[Problem details]:
Examine the entries below, count the lines holding the string "selection", and respond with the number only.

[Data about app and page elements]
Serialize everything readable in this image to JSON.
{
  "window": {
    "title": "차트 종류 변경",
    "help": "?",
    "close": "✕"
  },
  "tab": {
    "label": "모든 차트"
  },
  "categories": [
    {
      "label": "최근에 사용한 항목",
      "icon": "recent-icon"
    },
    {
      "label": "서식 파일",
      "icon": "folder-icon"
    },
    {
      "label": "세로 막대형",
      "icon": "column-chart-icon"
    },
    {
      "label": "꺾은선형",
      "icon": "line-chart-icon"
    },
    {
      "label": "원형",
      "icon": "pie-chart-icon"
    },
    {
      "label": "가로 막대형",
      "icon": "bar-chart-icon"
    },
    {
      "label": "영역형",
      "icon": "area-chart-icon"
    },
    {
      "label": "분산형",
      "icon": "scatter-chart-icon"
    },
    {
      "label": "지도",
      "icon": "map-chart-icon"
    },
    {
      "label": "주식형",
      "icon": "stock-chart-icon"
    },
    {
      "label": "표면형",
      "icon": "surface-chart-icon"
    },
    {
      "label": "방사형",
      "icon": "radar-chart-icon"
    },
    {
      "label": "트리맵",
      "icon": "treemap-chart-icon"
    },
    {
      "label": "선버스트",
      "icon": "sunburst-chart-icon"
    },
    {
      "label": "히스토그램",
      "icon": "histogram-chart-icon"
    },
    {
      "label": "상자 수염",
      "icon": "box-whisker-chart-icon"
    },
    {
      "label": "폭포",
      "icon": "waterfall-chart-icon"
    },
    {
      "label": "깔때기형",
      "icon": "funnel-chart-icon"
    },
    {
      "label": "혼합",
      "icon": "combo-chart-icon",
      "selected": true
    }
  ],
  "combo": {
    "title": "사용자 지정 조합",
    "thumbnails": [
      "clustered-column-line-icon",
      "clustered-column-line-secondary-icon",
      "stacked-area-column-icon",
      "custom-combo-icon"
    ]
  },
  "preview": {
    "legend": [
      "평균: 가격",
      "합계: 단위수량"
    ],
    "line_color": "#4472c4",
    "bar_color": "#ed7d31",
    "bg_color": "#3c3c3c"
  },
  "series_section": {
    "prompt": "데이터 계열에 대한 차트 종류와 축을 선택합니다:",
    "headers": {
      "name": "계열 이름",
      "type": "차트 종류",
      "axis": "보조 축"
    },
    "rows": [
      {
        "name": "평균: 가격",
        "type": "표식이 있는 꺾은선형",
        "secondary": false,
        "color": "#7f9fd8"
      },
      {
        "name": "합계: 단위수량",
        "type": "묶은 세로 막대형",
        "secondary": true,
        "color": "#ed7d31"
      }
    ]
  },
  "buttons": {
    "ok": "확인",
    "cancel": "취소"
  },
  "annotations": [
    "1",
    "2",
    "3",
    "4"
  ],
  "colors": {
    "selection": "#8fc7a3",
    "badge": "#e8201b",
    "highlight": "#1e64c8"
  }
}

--

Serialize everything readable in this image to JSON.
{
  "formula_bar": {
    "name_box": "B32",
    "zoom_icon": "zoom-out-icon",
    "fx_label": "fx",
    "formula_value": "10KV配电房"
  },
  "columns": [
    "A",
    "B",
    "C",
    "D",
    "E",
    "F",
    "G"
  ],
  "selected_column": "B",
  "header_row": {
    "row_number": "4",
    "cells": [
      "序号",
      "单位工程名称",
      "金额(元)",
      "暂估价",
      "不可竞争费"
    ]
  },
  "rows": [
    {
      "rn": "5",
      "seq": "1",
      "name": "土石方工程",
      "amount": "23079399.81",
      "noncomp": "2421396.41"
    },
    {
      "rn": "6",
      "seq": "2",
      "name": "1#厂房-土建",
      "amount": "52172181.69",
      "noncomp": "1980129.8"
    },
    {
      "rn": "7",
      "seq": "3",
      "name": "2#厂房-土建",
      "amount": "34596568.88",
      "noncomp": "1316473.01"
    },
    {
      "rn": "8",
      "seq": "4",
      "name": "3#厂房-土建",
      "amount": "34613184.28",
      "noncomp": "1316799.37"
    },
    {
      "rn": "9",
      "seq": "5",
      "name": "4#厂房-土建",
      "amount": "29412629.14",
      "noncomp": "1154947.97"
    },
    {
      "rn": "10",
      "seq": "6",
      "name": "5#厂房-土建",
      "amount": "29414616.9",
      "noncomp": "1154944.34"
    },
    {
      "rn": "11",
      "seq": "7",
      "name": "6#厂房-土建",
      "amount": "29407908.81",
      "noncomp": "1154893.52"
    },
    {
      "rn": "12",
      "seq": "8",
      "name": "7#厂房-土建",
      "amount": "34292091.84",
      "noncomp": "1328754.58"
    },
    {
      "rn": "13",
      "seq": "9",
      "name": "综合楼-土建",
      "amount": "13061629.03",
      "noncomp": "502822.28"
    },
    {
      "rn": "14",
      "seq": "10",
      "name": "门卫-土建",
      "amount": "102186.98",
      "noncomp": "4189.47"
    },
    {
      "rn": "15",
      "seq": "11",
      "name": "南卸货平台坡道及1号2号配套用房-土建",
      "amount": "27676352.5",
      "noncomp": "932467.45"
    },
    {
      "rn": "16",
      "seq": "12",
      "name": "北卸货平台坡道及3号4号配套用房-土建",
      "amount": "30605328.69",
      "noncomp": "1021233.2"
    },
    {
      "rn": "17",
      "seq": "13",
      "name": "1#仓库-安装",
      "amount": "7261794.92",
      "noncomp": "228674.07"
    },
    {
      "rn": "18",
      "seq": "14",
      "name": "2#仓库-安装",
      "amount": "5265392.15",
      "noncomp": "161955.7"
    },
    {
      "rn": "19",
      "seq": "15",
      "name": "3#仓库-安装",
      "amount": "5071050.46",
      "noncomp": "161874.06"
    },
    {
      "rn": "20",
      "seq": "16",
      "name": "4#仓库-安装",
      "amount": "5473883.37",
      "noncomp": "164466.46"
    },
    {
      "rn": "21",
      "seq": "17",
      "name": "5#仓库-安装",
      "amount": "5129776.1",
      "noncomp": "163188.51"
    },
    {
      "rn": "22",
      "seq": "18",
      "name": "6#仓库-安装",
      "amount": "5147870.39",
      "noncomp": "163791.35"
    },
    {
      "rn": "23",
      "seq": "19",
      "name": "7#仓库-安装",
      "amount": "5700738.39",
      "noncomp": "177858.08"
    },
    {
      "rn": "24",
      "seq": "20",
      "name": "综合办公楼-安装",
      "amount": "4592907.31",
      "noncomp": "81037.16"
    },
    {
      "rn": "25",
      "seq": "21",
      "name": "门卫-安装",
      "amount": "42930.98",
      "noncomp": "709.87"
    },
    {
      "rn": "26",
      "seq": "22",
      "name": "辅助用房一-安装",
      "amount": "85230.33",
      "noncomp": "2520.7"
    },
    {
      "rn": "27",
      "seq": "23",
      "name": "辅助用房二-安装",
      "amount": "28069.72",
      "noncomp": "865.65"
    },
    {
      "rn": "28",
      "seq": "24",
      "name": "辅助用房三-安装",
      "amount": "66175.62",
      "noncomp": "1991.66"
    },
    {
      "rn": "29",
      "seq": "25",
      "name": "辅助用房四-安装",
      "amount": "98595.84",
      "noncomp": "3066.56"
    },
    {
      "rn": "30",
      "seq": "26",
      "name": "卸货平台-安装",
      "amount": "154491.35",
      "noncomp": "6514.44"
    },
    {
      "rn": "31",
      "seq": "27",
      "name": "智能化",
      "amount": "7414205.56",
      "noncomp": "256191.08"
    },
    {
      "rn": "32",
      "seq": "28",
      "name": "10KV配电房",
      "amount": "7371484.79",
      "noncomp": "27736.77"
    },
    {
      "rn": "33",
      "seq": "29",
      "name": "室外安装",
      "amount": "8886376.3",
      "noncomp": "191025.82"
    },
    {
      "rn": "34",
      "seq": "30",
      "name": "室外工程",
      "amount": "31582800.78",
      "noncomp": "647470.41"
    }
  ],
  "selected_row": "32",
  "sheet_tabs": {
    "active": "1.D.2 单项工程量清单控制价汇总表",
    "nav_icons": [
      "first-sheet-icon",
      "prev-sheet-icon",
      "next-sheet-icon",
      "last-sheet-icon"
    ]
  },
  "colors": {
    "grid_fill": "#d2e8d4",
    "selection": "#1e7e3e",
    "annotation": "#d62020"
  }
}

[Result below]:
2